Only the lines holding the word "label" are wanted; copy each of them from the listing.
◇ ◇ ◇ ◇ ◇ ◇ ◇
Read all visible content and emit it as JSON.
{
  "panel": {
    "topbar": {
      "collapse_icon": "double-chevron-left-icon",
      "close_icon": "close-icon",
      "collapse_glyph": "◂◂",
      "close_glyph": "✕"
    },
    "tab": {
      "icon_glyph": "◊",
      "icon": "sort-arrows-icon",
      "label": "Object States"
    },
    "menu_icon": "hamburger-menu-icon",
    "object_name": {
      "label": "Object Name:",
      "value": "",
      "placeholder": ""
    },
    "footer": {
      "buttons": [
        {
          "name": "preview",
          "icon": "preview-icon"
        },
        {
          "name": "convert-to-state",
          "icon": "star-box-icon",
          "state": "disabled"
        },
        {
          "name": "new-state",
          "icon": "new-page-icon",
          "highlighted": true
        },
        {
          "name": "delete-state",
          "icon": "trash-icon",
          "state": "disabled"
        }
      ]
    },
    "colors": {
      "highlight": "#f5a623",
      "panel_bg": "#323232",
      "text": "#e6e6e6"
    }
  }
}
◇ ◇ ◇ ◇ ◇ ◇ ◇
**Answer to this task**.
      "label": "Object States"
      "label": "Object Name:",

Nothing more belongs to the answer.